- **Exercise instructions**
The data must be given again exactly as written, with all images omitted.

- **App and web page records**
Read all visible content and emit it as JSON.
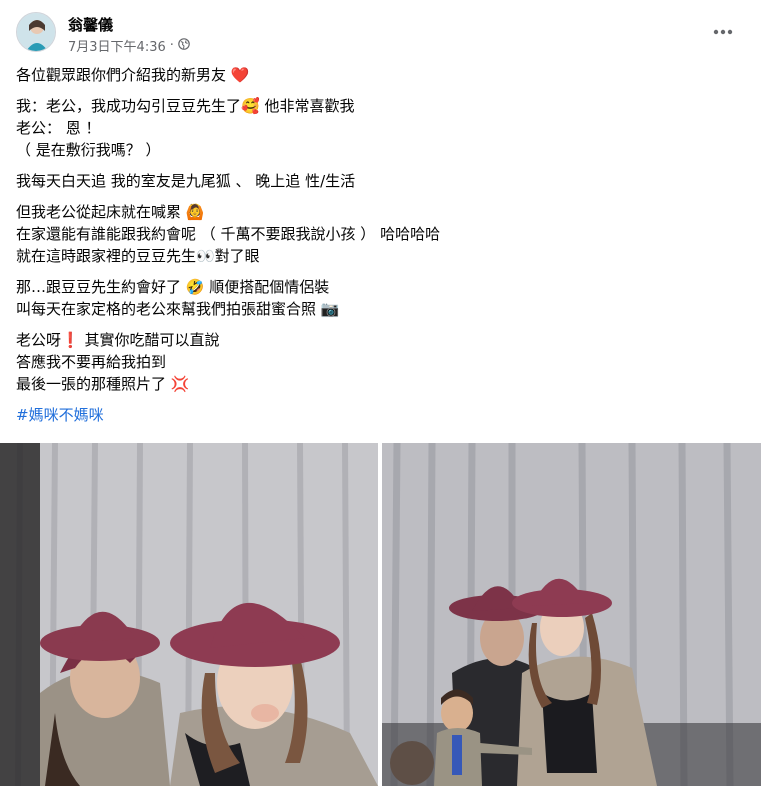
{
  "post": {
    "author": "翁馨儀",
    "timestamp": "7月3日下午4:36",
    "separator": "·",
    "audience_icon": "globe-icon",
    "more_icon": "more-horizontal-icon",
    "paragraphs": [
      [
        "各位觀眾跟你們介紹我的新男友 ❤️"
      ],
      [
        "我：老公，我成功勾引豆豆先生了🥰 他非常喜歡我",
        "老公： 恩 ！",
        "（ 是在敷衍我嗎？ ）"
      ],
      [
        "我每天白天追 我的室友是九尾狐 、 晚上追 性/生活"
      ],
      [
        "但我老公從起床就在喊累 🙆",
        "在家還能有誰能跟我約會呢 （ 千萬不要跟我說小孩 ） 哈哈哈哈",
        "就在這時跟家裡的豆豆先生👀對了眼"
      ],
      [
        "那…跟豆豆先生約會好了 🤣 順便搭配個情侶裝",
        "叫每天在家定格的老公來幫我們拍張甜蜜合照 📷"
      ],
      [
        "老公呀❗ 其實你吃醋可以直說",
        "答應我不要再給我拍到",
        "最後一張的那種照片了 💢"
      ]
    ],
    "hashtag": "#媽咪不媽咪",
    "photos": [
      {
        "name": "photo-1",
        "icon": "selfie-two-hats-photo"
      },
      {
        "name": "photo-2",
        "icon": "couple-with-doll-photo"
      }
    ]
  },
  "colors": {
    "text": "#050505",
    "secondary": "#65676b",
    "link": "#216fdb",
    "curtain": "#c9c9cd",
    "hat": "#8a3a4f",
    "background": "#ffffff"
  }
}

- **Solution to this problem**
Read all visible content and emit it as JSON.
{
  "post": {
    "author": "翁馨儀",
    "timestamp": "7月3日下午4:36",
    "separator": "·",
    "audience_icon": "globe-icon",
    "more_icon": "more-horizontal-icon",
    "paragraphs": [
      [
        "各位觀眾跟你們介紹我的新男友 ❤️"
      ],
      [
        "我：老公，我成功勾引豆豆先生了🥰 他非常喜歡我",
        "老公： 恩 ！",
        "（ 是在敷衍我嗎？ ）"
      ],
      [
        "我每天白天追 我的室友是九尾狐 、 晚上追 性/生活"
      ],
      [
        "但我老公從起床就在喊累 🙆",
        "在家還能有誰能跟我約會呢 （ 千萬不要跟我說小孩 ） 哈哈哈哈",
        "就在這時跟家裡的豆豆先生👀對了眼"
      ],
      [
        "那…跟豆豆先生約會好了 🤣 順便搭配個情侶裝",
        "叫每天在家定格的老公來幫我們拍張甜蜜合照 📷"
      ],
      [
        "老公呀❗ 其實你吃醋可以直說",
        "答應我不要再給我拍到",
        "最後一張的那種照片了 💢"
      ]
    ],
    "hashtag": "#媽咪不媽咪",
    "photos": [
      {
        "name": "photo-1",
        "icon": "selfie-two-hats-photo"
      },
      {
        "name": "photo-2",
        "icon": "couple-with-doll-photo"
      }
    ]
  },
  "colors": {
    "text": "#050505",
    "secondary": "#65676b",
    "link": "#216fdb",
    "curtain": "#c9c9cd",
    "hat": "#8a3a4f",
    "background": "#ffffff"
  }
}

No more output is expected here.